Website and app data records
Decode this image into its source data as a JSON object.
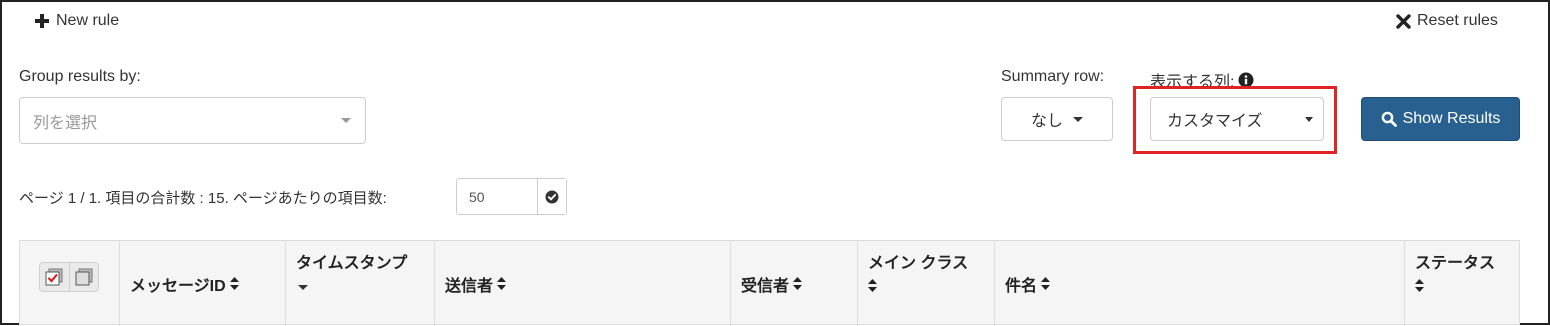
{
  "toolbar": {
    "new_rule_label": "New rule",
    "reset_rules_label": "Reset rules"
  },
  "group_by": {
    "label": "Group results by:",
    "placeholder": "列を選択"
  },
  "summary_row": {
    "label": "Summary row:",
    "value": "なし"
  },
  "display_columns": {
    "label": "表示する列:",
    "value": "カスタマイズ",
    "info_icon": "info-circle-icon"
  },
  "show_results_label": "Show Results",
  "pagination": {
    "text": "ページ 1 / 1. 項目の合計数 : 15. ページあたりの項目数:",
    "per_page_value": "50"
  },
  "table": {
    "headers": [
      {
        "label": "メッセージID"
      },
      {
        "label": "タイムスタンプ"
      },
      {
        "label": "送信者"
      },
      {
        "label": "受信者"
      },
      {
        "label": "メイン クラス"
      },
      {
        "label": "件名"
      },
      {
        "label": "ステータス"
      }
    ]
  },
  "colors": {
    "primary": "#286090",
    "highlight": "#e02424",
    "header_bg": "#f5f5f5"
  }
}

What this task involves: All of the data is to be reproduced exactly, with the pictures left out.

Answer box:
Decode this image into its source data as a JSON object.
{
  "toolbar": {
    "new_rule_label": "New rule",
    "reset_rules_label": "Reset rules"
  },
  "group_by": {
    "label": "Group results by:",
    "placeholder": "列を選択"
  },
  "summary_row": {
    "label": "Summary row:",
    "value": "なし"
  },
  "display_columns": {
    "label": "表示する列:",
    "value": "カスタマイズ",
    "info_icon": "info-circle-icon"
  },
  "show_results_label": "Show Results",
  "pagination": {
    "text": "ページ 1 / 1. 項目の合計数 : 15. ページあたりの項目数:",
    "per_page_value": "50"
  },
  "table": {
    "headers": [
      {
        "label": "メッセージID"
      },
      {
        "label": "タイムスタンプ"
      },
      {
        "label": "送信者"
      },
      {
        "label": "受信者"
      },
      {
        "label": "メイン クラス"
      },
      {
        "label": "件名"
      },
      {
        "label": "ステータス"
      }
    ]
  },
  "colors": {
    "primary": "#286090",
    "highlight": "#e02424",
    "header_bg": "#f5f5f5"
  }
}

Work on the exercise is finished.